Task statement: Needed from the data below: all lines that contain the word "replies".
____ Data
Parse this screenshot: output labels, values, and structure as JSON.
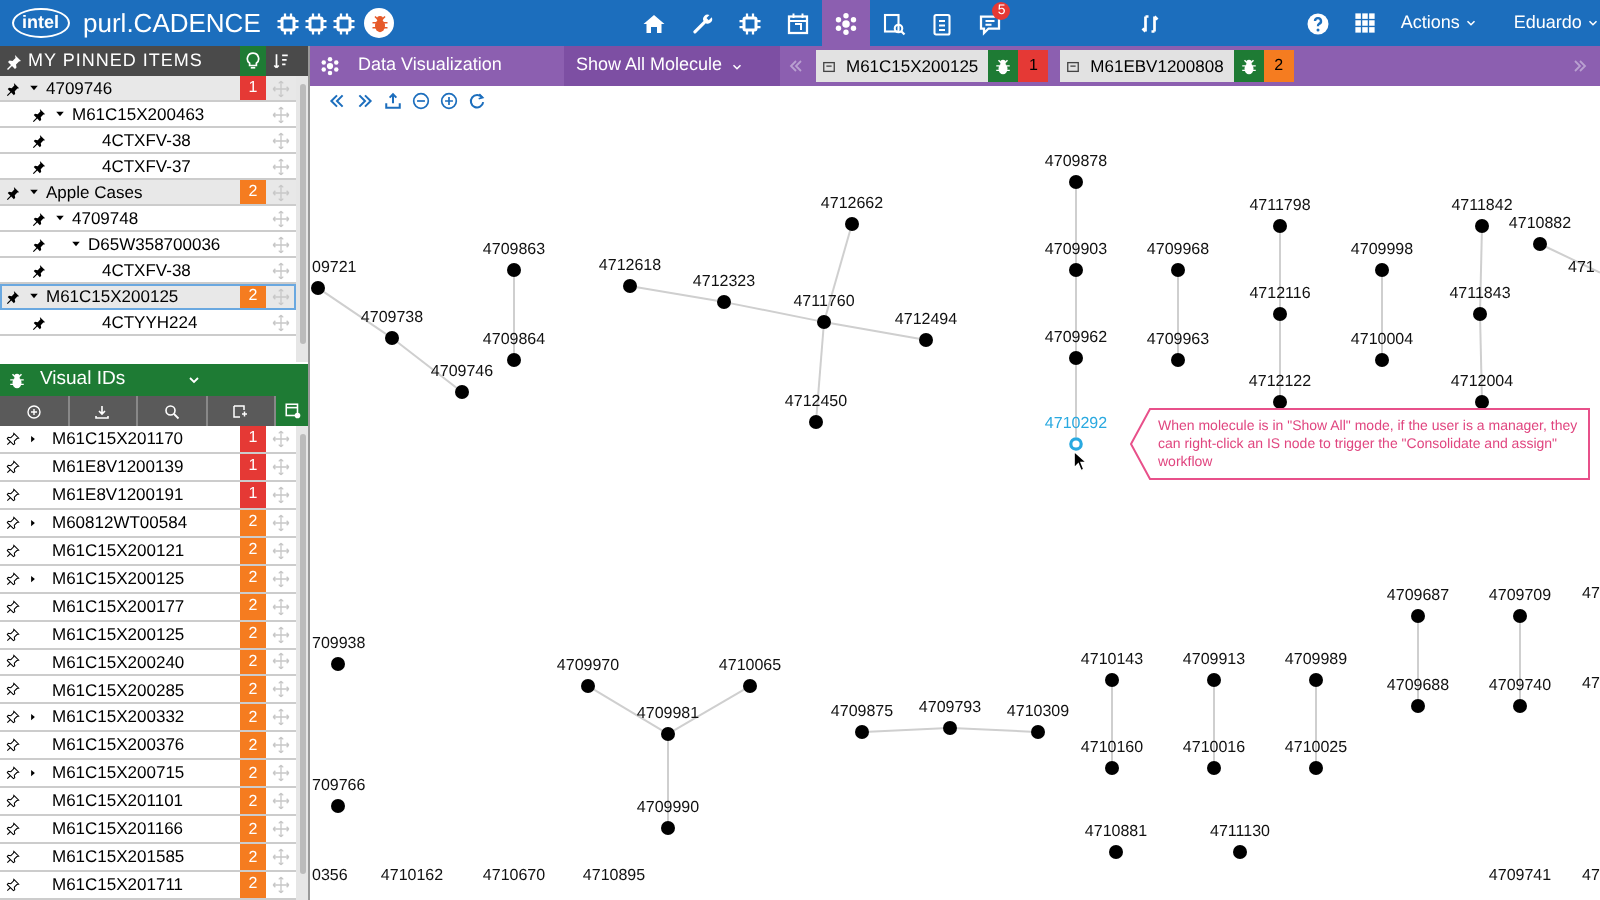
{
  "app": {
    "logo": "intel",
    "title": "purl.CADENCE"
  },
  "nav": [
    {
      "selected": false
    },
    {
      "selected": false
    },
    {
      "selected": false
    },
    {
      "selected": false
    },
    {
      "selected": true
    },
    {
      "selected": false
    },
    {
      "selected": false
    },
    {
      "selected": false,
      "badge": "5"
    }
  ],
  "menus": [
    "Actions",
    "Eduardo"
  ],
  "view": {
    "title": "Data Visualization",
    "mode": "Show All Molecule"
  },
  "open_tabs": [
    {
      "label": "M61C15X200125",
      "count": "1",
      "color": "#e53935"
    },
    {
      "label": "M61EBV1200808",
      "count": "2",
      "color": "#f57c20"
    }
  ],
  "pinned": {
    "title": "MY PINNED ITEMS",
    "items": [
      {
        "label": "4709746",
        "count": "1",
        "color": "#e53935",
        "selected": false,
        "expanded": true,
        "children": [
          {
            "label": "M61C15X200463",
            "selected": false,
            "expanded": true,
            "children": [
              {
                "label": "4CTXFV-38",
                "selected": false
              },
              {
                "label": "4CTXFV-37",
                "selected": false
              }
            ]
          }
        ]
      },
      {
        "label": "Apple Cases",
        "count": "2",
        "color": "#f57c20",
        "selected": false,
        "expanded": true,
        "children": [
          {
            "label": "4709748",
            "selected": false,
            "expanded": true,
            "children": [
              {
                "label": "D65W358700036",
                "selected": false,
                "expanded": true,
                "children": [
                  {
                    "label": "4CTXFV-38",
                    "selected": false
                  }
                ]
              }
            ]
          }
        ]
      },
      {
        "label": "M61C15X200125",
        "count": "2",
        "color": "#f57c20",
        "selected": true,
        "expanded": true,
        "children": [
          {
            "label": "4CTYYH224",
            "selected": false
          }
        ]
      }
    ]
  },
  "visual_ids": {
    "title": "Visual IDs",
    "items": [
      {
        "label": "M61C15X201170",
        "count": "1",
        "color": "#e53935",
        "expandable": true
      },
      {
        "label": "M61E8V1200139",
        "count": "1",
        "color": "#e53935",
        "expandable": false
      },
      {
        "label": "M61E8V1200191",
        "count": "1",
        "color": "#e53935",
        "expandable": false
      },
      {
        "label": "M60812WT00584",
        "count": "2",
        "color": "#f57c20",
        "expandable": true
      },
      {
        "label": "M61C15X200121",
        "count": "2",
        "color": "#f57c20",
        "expandable": false
      },
      {
        "label": "M61C15X200125",
        "count": "2",
        "color": "#f57c20",
        "expandable": true
      },
      {
        "label": "M61C15X200177",
        "count": "2",
        "color": "#f57c20",
        "expandable": false
      },
      {
        "label": "M61C15X200125",
        "count": "2",
        "color": "#f57c20",
        "expandable": false
      },
      {
        "label": "M61C15X200240",
        "count": "2",
        "color": "#f57c20",
        "expandable": false
      },
      {
        "label": "M61C15X200285",
        "count": "2",
        "color": "#f57c20",
        "expandable": false
      },
      {
        "label": "M61C15X200332",
        "count": "2",
        "color": "#f57c20",
        "expandable": true
      },
      {
        "label": "M61C15X200376",
        "count": "2",
        "color": "#f57c20",
        "expandable": false
      },
      {
        "label": "M61C15X200715",
        "count": "2",
        "color": "#f57c20",
        "expandable": true
      },
      {
        "label": "M61C15X201101",
        "count": "2",
        "color": "#f57c20",
        "expandable": false
      },
      {
        "label": "M61C15X201166",
        "count": "2",
        "color": "#f57c20",
        "expandable": false
      },
      {
        "label": "M61C15X201585",
        "count": "2",
        "color": "#f57c20",
        "expandable": false
      },
      {
        "label": "M61C15X201711",
        "count": "2",
        "color": "#f57c20",
        "expandable": false
      }
    ]
  },
  "graph": {
    "nodes": [
      {
        "label": "09721",
        "selected": false
      },
      {
        "label": "4709738",
        "selected": false
      },
      {
        "label": "4709746",
        "selected": false
      },
      {
        "label": "4709863",
        "selected": false
      },
      {
        "label": "4709864",
        "selected": false
      },
      {
        "label": "4712618",
        "selected": false
      },
      {
        "label": "4712323",
        "selected": false
      },
      {
        "label": "4711760",
        "selected": false
      },
      {
        "label": "4712494",
        "selected": false
      },
      {
        "label": "4712662",
        "selected": false
      },
      {
        "label": "4712450",
        "selected": false
      },
      {
        "label": "4709878",
        "selected": false
      },
      {
        "label": "4709903",
        "selected": false
      },
      {
        "label": "4709962",
        "selected": false
      },
      {
        "label": "4710292",
        "selected": true
      },
      {
        "label": "4709968",
        "selected": false
      },
      {
        "label": "4709963",
        "selected": false
      },
      {
        "label": "4711798",
        "selected": false
      },
      {
        "label": "4712116",
        "selected": false
      },
      {
        "label": "4712122",
        "selected": false
      },
      {
        "label": "4709998",
        "selected": false
      },
      {
        "label": "4710004",
        "selected": false
      },
      {
        "label": "4711842",
        "selected": false
      },
      {
        "label": "4711843",
        "selected": false
      },
      {
        "label": "4712004",
        "selected": false
      },
      {
        "label": "4710882",
        "selected": false
      },
      {
        "label": "471",
        "selected": false
      },
      {
        "label": "709938",
        "selected": false
      },
      {
        "label": "4709970",
        "selected": false
      },
      {
        "label": "4710065",
        "selected": false
      },
      {
        "label": "4709981",
        "selected": false
      },
      {
        "label": "4709990",
        "selected": false
      },
      {
        "label": "4709875",
        "selected": false
      },
      {
        "label": "4709793",
        "selected": false
      },
      {
        "label": "4710309",
        "selected": false
      },
      {
        "label": "4710143",
        "selected": false
      },
      {
        "label": "4710160",
        "selected": false
      },
      {
        "label": "4709913",
        "selected": false
      },
      {
        "label": "4710016",
        "selected": false
      },
      {
        "label": "4709989",
        "selected": false
      },
      {
        "label": "4710025",
        "selected": false
      },
      {
        "label": "4709687",
        "selected": false
      },
      {
        "label": "4709688",
        "selected": false
      },
      {
        "label": "4709709",
        "selected": false
      },
      {
        "label": "4709740",
        "selected": false
      },
      {
        "label": "47",
        "selected": false
      },
      {
        "label": "47",
        "selected": false
      },
      {
        "label": "709766",
        "selected": false
      },
      {
        "label": "4710881",
        "selected": false
      },
      {
        "label": "4711130",
        "selected": false
      },
      {
        "label": "0356",
        "selected": false
      },
      {
        "label": "4710162",
        "selected": false
      },
      {
        "label": "4710670",
        "selected": false
      },
      {
        "label": "4710895",
        "selected": false
      },
      {
        "label": "4709741",
        "selected": false
      },
      {
        "label": "47",
        "selected": false
      }
    ],
    "note": "When molecule is in \"Show All\" mode, if the user is a manager, they can right-click an IS node to trigger the \"Consolidate and assign\" workflow"
  }
}
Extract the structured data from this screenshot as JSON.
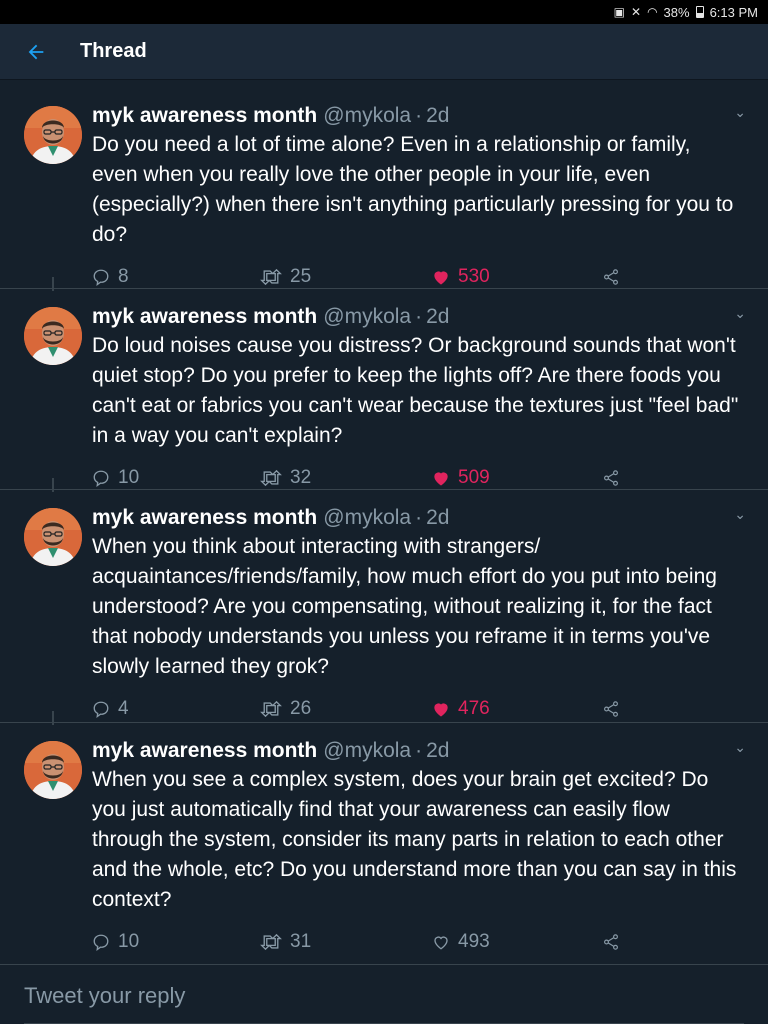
{
  "status_bar": {
    "battery_percent": "38%",
    "time": "6:13 PM"
  },
  "header": {
    "title": "Thread",
    "back_icon": "arrow-left-icon"
  },
  "colors": {
    "background": "#15202b",
    "header_bg": "#1c2938",
    "accent": "#1da1f2",
    "like": "#e0245e",
    "muted": "#8899a6"
  },
  "tweets": [
    {
      "name": "myk awareness month",
      "handle": "@mykola",
      "time": "2d",
      "text": "Do you need a lot of time alone? Even in a relationship or family, even when you really love the other people in your life, even (especially?) when there isn't anything particularly pressing for you to do?",
      "replies": "8",
      "retweets": "25",
      "likes": "530",
      "liked": true
    },
    {
      "name": "myk awareness month",
      "handle": "@mykola",
      "time": "2d",
      "text": "Do loud noises cause you distress? Or background sounds that won't quiet stop? Do you prefer to keep the lights off? Are there foods you can't eat or fabrics you can't wear because the textures just \"feel bad\" in a way you can't explain?",
      "replies": "10",
      "retweets": "32",
      "likes": "509",
      "liked": true
    },
    {
      "name": "myk awareness month",
      "handle": "@mykola",
      "time": "2d",
      "text": "When you think about interacting with strangers/ acquaintances/friends/family, how much effort do you put into being understood? Are you compensating, without realizing it, for the fact that nobody understands you unless you reframe it in terms you've slowly learned they grok?",
      "replies": "4",
      "retweets": "26",
      "likes": "476",
      "liked": true
    },
    {
      "name": "myk awareness month",
      "handle": "@mykola",
      "time": "2d",
      "text": "When you see a complex system, does your brain get excited? Do you just automatically find that your awareness can easily flow through the system, consider its many parts in relation to each other and the whole, etc? Do you understand more than you can say in this context?",
      "replies": "10",
      "retweets": "31",
      "likes": "493",
      "liked": false
    }
  ],
  "reply_box": {
    "placeholder": "Tweet your reply"
  }
}
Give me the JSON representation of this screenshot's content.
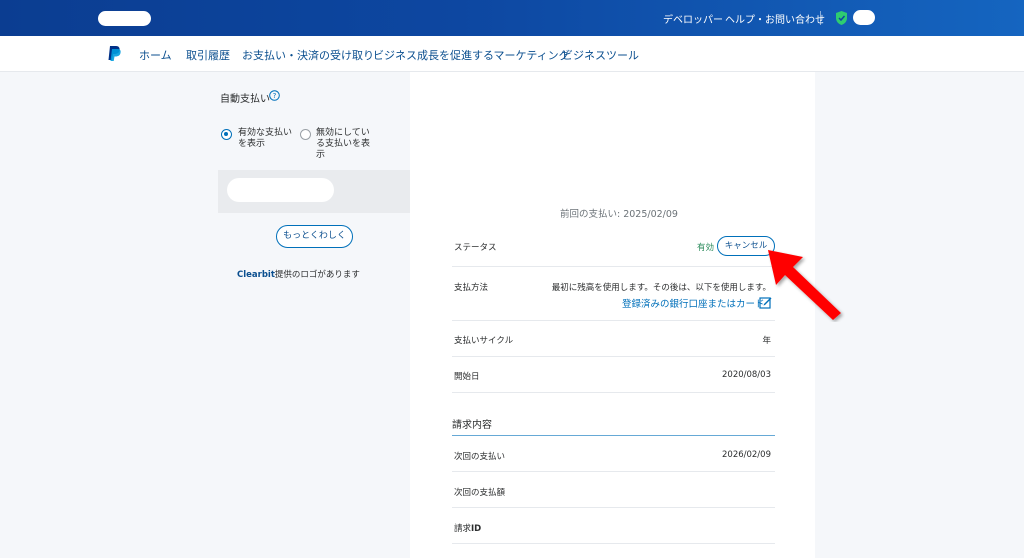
{
  "topbar": {
    "developer": "デベロッパー",
    "help": "ヘルプ・お問い合わせ"
  },
  "nav": {
    "items": [
      "ホーム",
      "取引履歴",
      "お支払い・決済の受け取り",
      "ビジネス成長を促進するマーケティング",
      "ビジネスツール"
    ]
  },
  "sidebar": {
    "title": "自動支払い",
    "radio_active": "有効な支払いを表示",
    "radio_inactive": "無効にしている支払いを表示",
    "more_button": "もっとくわしく",
    "clearbit_brand": "Clearbit",
    "clearbit_rest": "提供のロゴがあります"
  },
  "main": {
    "last_payment": "前回の支払い: 2025/02/09",
    "status_label": "ステータス",
    "status_value": "有効",
    "cancel_button": "キャンセル",
    "method_label": "支払方法",
    "method_desc": "最初に残高を使用します。その後は、以下を使用します。",
    "method_link": "登録済みの銀行口座またはカード",
    "cycle_label": "支払いサイクル",
    "cycle_value": "年",
    "start_label": "開始日",
    "start_value": "2020/08/03",
    "billing_title": "請求内容",
    "next_payment_label": "次回の支払い",
    "next_payment_value": "2026/02/09",
    "next_amount_label": "次回の支払額",
    "billing_id_label_prefix": "請求",
    "billing_id_label_bold": "ID"
  },
  "colors": {
    "topbar": "#0d47a1",
    "link": "#0070ba",
    "active": "#2a8a5b",
    "arrow": "#ff0000"
  },
  "icons": [
    "shield-icon",
    "paypal-logo-icon",
    "help-circle-icon",
    "edit-icon",
    "red-arrow-annotation"
  ]
}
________
Result of this exercise:
      "replies": "8",
      "replies": "10",
      "replies": "4",
      "replies": "10",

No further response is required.